Myramar, having a significant border with China and other nations in its region, is on the Chinese target list for control. Push back from these regional nations is inevitable. If Myramar spins out of control, it could be the flashpoint to the start of a regional war that spreads to other countries – all taking advantage of the conflict to settle past disputes. Can China allow this to happen? China may feel that the best option is a swift draconian act to seize control over their neighbors and install puppet democracies lead by them. Perhaps China already understands this threat and is already actively managing the geopolitical map to this conclusion.
One can not know for sure whether China feels it is ready to flex its muscles and act militarily. China may be strong enough to where major global powers would look the other way if China acts. Western democracies are too busy dealing with COVID19 and internal social issues to defend this threat. Perhaps China has also ensured that these Western democracies are weak by either engineering or exacerbating these Western democracies’ issues with their extensive infiltration. This China decision is coming closer and maybe inevitable. Will Myanmar be the trigger?
So, where is the U.S. in all this?
With the widening internal political divide in America and the internal social focus of many, is Joe Biden ready for his first major geopolitical test if things get really “hot” in the Southeast Asian region? A few things to ponder first:
- Is the U.S. military more worried about being “woke” or fighting the threats to the U.S., purging those that would disagree – see here?
- Is Joe’s health up to the stress of a major geopolitical event? See here – Biden’s cognitive problems with aging dementia.
- Does Joe Biden have too many conflicts of interest with China that may affect his judgment – see here?
- If something should happen to Joe, would Vice President Kamala Harris be able to handle a geopolitical situation with China, along with the ethnically driven conflict in Myanmar – in a “woke” manner? What foreign policy experience does she have?
- Will America live up to the commitments to militarily backstop Japan, Taiwan, South Korea, the Philippines, and other partners in the region?

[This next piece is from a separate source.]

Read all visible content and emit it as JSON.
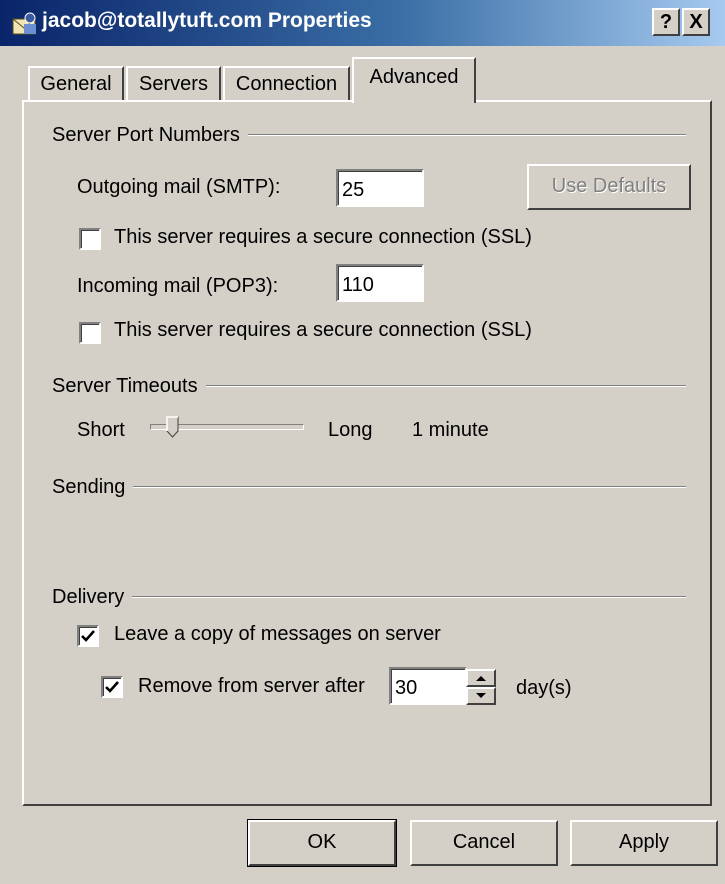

Many foreign policy experts feel that there is not much for the U.S. to do in Myanmar. They feel that Myanmar does not impinge on vital U.S. interests or require dramatic action. Besides, the U.S. has little leverage over Myanmar. U.S. trade with Myanmar amounted to roughly $1.4 billion, but Myanmar’s annual trade with China is more than 10 times that (about $17 billion in 2019). But this assumes that the Myanmar situation stays contained.
Is America and its Allies asleep to this potential Chinese threat?
There is no question that the U.S. is still the only superpower left in the world that can act as a check on China’s aggression. Its potential military strength is unparalleled. The real question is, does America and its Allies have the resolve. A few years ago, the answer would have been yes. Today, one can not be so sure. The players in the region very well may be wondering the same thing.